Dr. Amanda Williford received her B.A. in Psychology from the University of Virginia. She received her M.A. and Ph.D in Clinical Psychology from the University of North Carolina at Greensboro. Dr. Williford completed her clinical internship at the University of Alabama at Birmingham. She also completed a 1-year Clinical- and Policy-oriented postdoctoral appointment through the Center for Youth, Family, and Community Partnerships at UNCG. Currently, Dr. Williford is a postdoctoral fellow for an NIMH funded, longitudinal grant entitled Developmental Trajectories of Early Behavior Problems. Her clinical expertise is in the assessment and treatment of young children with externalizing behavior problems and their families. Her research interests include the examination of risk and protective factors that predict developmental pathways and stability of externalizing behavior.

There are 3 included publications by Amanda P. Williford :

TitleDateViewsBrief Description
Biological, behavioral, and relational levels of resilience in the context of risk for early childhood behavior problems. 2007 736 Longitudinal growth patterns of internalizing and externalizing behavior problems were examined in a community sample of 441 children across the ages of 2 to 5 using hierarchical linear modeling. Contextual risk was measured using five indicators (so...
Externalizing problems in two-year-olds: Implications for patterns of social behavior and peers’ responses to aggression. 1999 878 A sample of 48 two-year-old children selected on the basis of parents' responses to two administrations of the Child Behavior Checklist for two to three-year-olds was observed in peer interactions. Twenty-four of these children displayed symptoms of ...
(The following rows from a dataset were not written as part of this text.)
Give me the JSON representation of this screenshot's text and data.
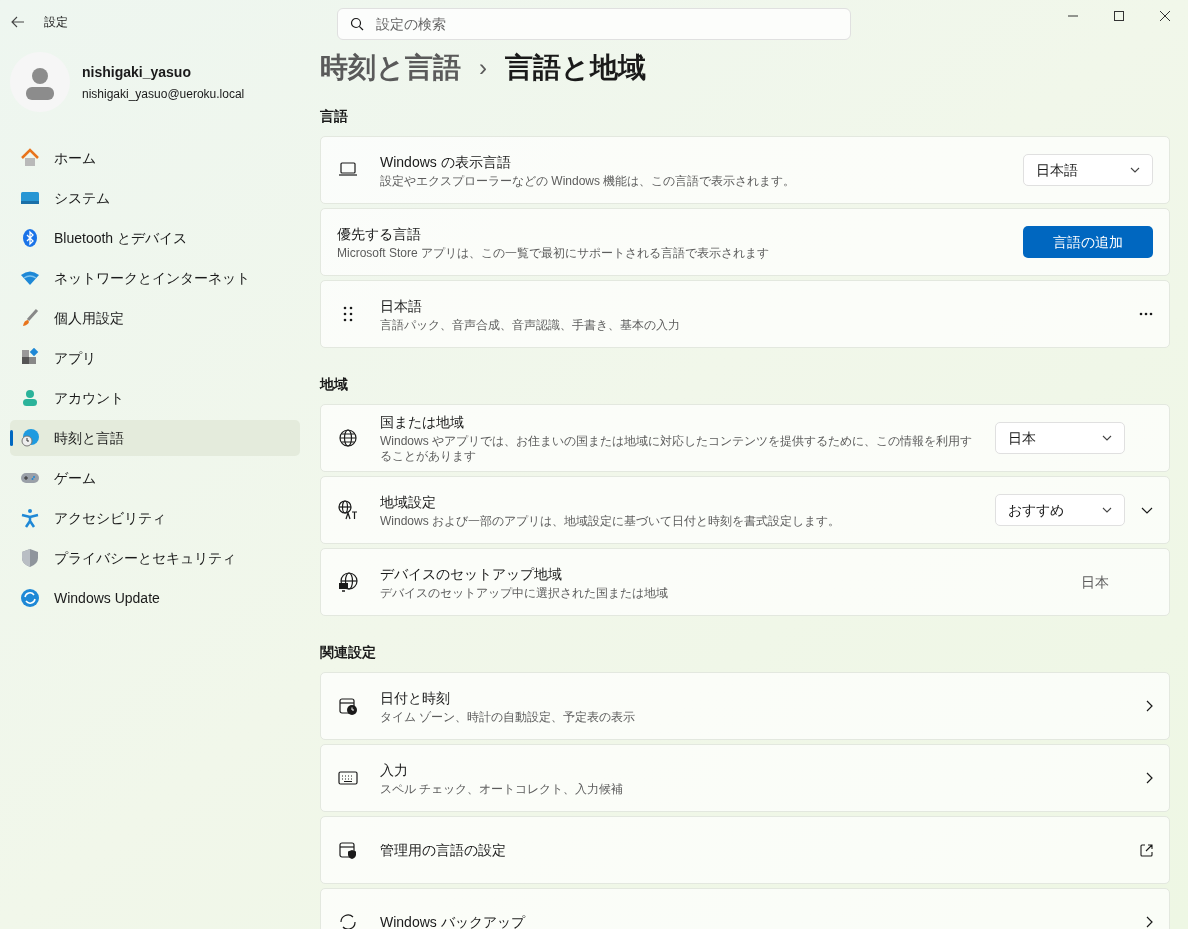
{
  "window": {
    "title": "設定",
    "search": {
      "placeholder": "設定の検索"
    }
  },
  "user": {
    "name": "nishigaki_yasuo",
    "email": "nishigaki_yasuo@ueroku.local"
  },
  "sidebar": {
    "items": [
      {
        "label": "ホーム",
        "selected": false
      },
      {
        "label": "システム",
        "selected": false
      },
      {
        "label": "Bluetooth とデバイス",
        "selected": false
      },
      {
        "label": "ネットワークとインターネット",
        "selected": false
      },
      {
        "label": "個人用設定",
        "selected": false
      },
      {
        "label": "アプリ",
        "selected": false
      },
      {
        "label": "アカウント",
        "selected": false
      },
      {
        "label": "時刻と言語",
        "selected": true
      },
      {
        "label": "ゲーム",
        "selected": false
      },
      {
        "label": "アクセシビリティ",
        "selected": false
      },
      {
        "label": "プライバシーとセキュリティ",
        "selected": false
      },
      {
        "label": "Windows Update",
        "selected": false
      }
    ]
  },
  "breadcrumb": {
    "parent": "時刻と言語",
    "separator": "›",
    "current": "言語と地域"
  },
  "sections": [
    {
      "heading": "言語",
      "cards": [
        {
          "kind": "dropdown",
          "title": "Windows の表示言語",
          "description": "設定やエクスプローラーなどの Windows 機能は、この言語で表示されます。",
          "value": "日本語"
        },
        {
          "kind": "button",
          "title": "優先する言語",
          "description": "Microsoft Store アプリは、この一覧で最初にサポートされる言語で表示されます",
          "value": "言語の追加"
        },
        {
          "kind": "more",
          "title": "日本語",
          "description": "言語パック、音声合成、音声認識、手書き、基本の入力"
        }
      ]
    },
    {
      "heading": "地域",
      "cards": [
        {
          "kind": "dropdown",
          "title": "国または地域",
          "description": "Windows やアプリでは、お住まいの国または地域に対応したコンテンツを提供するために、この情報を利用することがあります",
          "value": "日本"
        },
        {
          "kind": "dropdown-expand",
          "title": "地域設定",
          "description": "Windows および一部のアプリは、地域設定に基づいて日付と時刻を書式設定します。",
          "value": "おすすめ",
          "expanded": false
        },
        {
          "kind": "value",
          "title": "デバイスのセットアップ地域",
          "description": "デバイスのセットアップ中に選択された国または地域",
          "value": "日本"
        }
      ]
    },
    {
      "heading": "関連設定",
      "cards": [
        {
          "kind": "chevron",
          "title": "日付と時刻",
          "description": "タイム ゾーン、時計の自動設定、予定表の表示"
        },
        {
          "kind": "chevron",
          "title": "入力",
          "description": "スペル チェック、オートコレクト、入力候補"
        },
        {
          "kind": "external",
          "title": "管理用の言語の設定"
        },
        {
          "kind": "chevron",
          "title": "Windows バックアップ"
        }
      ]
    }
  ]
}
Predicting change in parenting stress across early childhood: Child and maternal factors. 2007 1592 This study examined maternal parenting stress in a sample of 430 boys and girls including those at risk for externalizing behavior problems. Children and their mothers were assessed when the children were ages 2, 4, and 5. Hierarchical linear modelin...